We need to accept responsibility for our choices.
I’m proud to be a nurse. You’ve made me prouder of my profession than I’ve ever been before. In the face of COVID-19, nurses across the globe are working tirelessly to help patients battle the virus.
Every practicing nurse is a hero and should be celebrated. Nurses have worked until they dropped, and many of us either couldn’t go home because we lived with an at-risk partner, went home fearing that we were putting our children at risk, or went home crying because so many people died and we were the only ones to be with them. Some of us got the virus ourselves, some of us died, and others have long-term COVID.
For a short time, we thought we were nearing the end of this pandemic: vaccines were developed, patients with COVID-19 stopped being admitted to hospitals, and life was more or less returning to normal. Now it seems more hospitals are filling to capacity with patients who have the Delta variant. What makes this situation particularly difficult is that many of those patients could have avoided getting sick if they’d received the vaccine. I saw a physician on the news who said: “Many patients ask me if they can have the vaccine right now. And I have to tell them ‘No. It’s too late. You already have COVID.’” Over and over again, I’ve heard that this all could have been avoided. Indeed, it could have, as can more of the same. Leaving nursing—although I can’t find it in my heart to blame those who’ve chosen this route—isn’t the answer. Getting people to accept vaccination, and getting yourself vaccinated, is a big part of the solution.

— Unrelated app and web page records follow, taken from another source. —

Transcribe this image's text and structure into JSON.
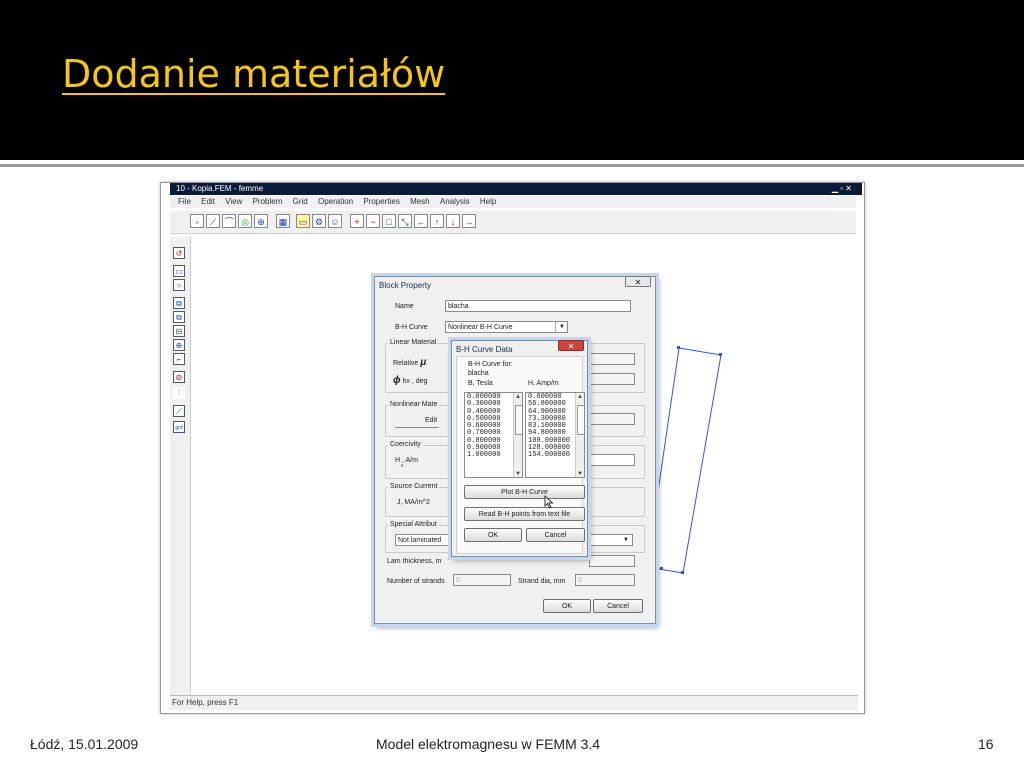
{
  "slide": {
    "title": "Dodanie materiałów",
    "footer_left": "Łódź, 15.01.2009",
    "footer_center": "Model elektromagnesu w FEMM 3.4",
    "footer_right": "16"
  },
  "app": {
    "title": "10 - Kopia.FEM - femme",
    "menu": [
      "File",
      "Edit",
      "View",
      "Problem",
      "Grid",
      "Operation",
      "Properties",
      "Mesh",
      "Analysis",
      "Help"
    ],
    "status": "For Help, press F1"
  },
  "block_property": {
    "title": "Block Property",
    "close": "✕",
    "name_label": "Name",
    "name_value": "blacha",
    "bh_label": "B-H Curve",
    "bh_value": "Nonlinear B-H Curve",
    "linear_group": "Linear Material",
    "relative_label": "Relative",
    "phi_label": "hx , deg",
    "nonlinear_group": "Nonlinear Mate",
    "edit_btn": "Edit",
    "coercivity_group": "Coercivity",
    "hc_label": "H , A/m",
    "hc_sub": "c",
    "source_group": "Source Current",
    "j_label": "J, MA/m^2",
    "special_group": "Special Attribut",
    "lam_value": "Not laminated",
    "lam_thickness_label": "Lam thickness, m",
    "strands_label": "Number of strands",
    "strands_value": "0",
    "strand_dia_label": "Strand dia, mm",
    "strand_dia_value": "0",
    "ok": "OK",
    "cancel": "Cancel"
  },
  "bh_dialog": {
    "title": "B-H Curve Data",
    "close": "✕",
    "for_label": "B-H Curve for:",
    "for_value": "blacha",
    "b_header": "B, Tesla",
    "h_header": "H, Amp/m",
    "b_values": [
      "0.000000",
      "0.300000",
      "0.400000",
      "0.500000",
      "0.600000",
      "0.700000",
      "0.800000",
      "0.900000",
      "1.000000"
    ],
    "h_values": [
      "0.000000",
      "56.800000",
      "64.900000",
      "73.300000",
      "83.100000",
      "94.800000",
      "109.000000",
      "128.000000",
      "154.000000"
    ],
    "plot_btn": "Plot B-H Curve",
    "read_btn": "Read B-H points from text file",
    "ok": "OK",
    "cancel": "Cancel"
  }
}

First and foremost, everyone has a right to body integrity. Second, everyone has a right to self-determination. So those who choose not to be vaccinated are within their rights, but only if they accept the responsibilities of the obligations attached to those rights. They also have a right to work, but only if they embrace the responsibilities of their choice. They don’t have the right to put others at risk. Freedom and human rights all come with obligations. Without that understanding, free societies can’t exist.
We have several vaccines to choose from, all of which have been safely administered to millions of people in the United States. It’s important to know the facts about these vaccines. For example, none of the currently available vaccines contain aborted fetal cells. Fetal cell lines (not fetal tissue) descended from cells taken from elective abortions over 50 years ago were used in the laboratory setting to confirm the efficacy of the Pfizer and Moderna mRNA vaccines, but these lines are not in the manufactured vaccine. The Johnson & Johnson viral vector vaccine used a fetal cell line in the manufacturing process. The bottom line is that vaccination is the best protection against the Delta variant and the best way to avoid COVID-19.
For more information, search for reputable studies available on the internet and access information on the ANA Enterprise online COVID-19 vaccine resource page (bit.ly/2Vhf9n5). If we nurses have to do more, then I say, “Once more into the breach, dear colleagues. Once more…”
Leah Curtin, RN, ScD(h), FAAN
Executive Editor, Professional Outreach
American Nurse Journal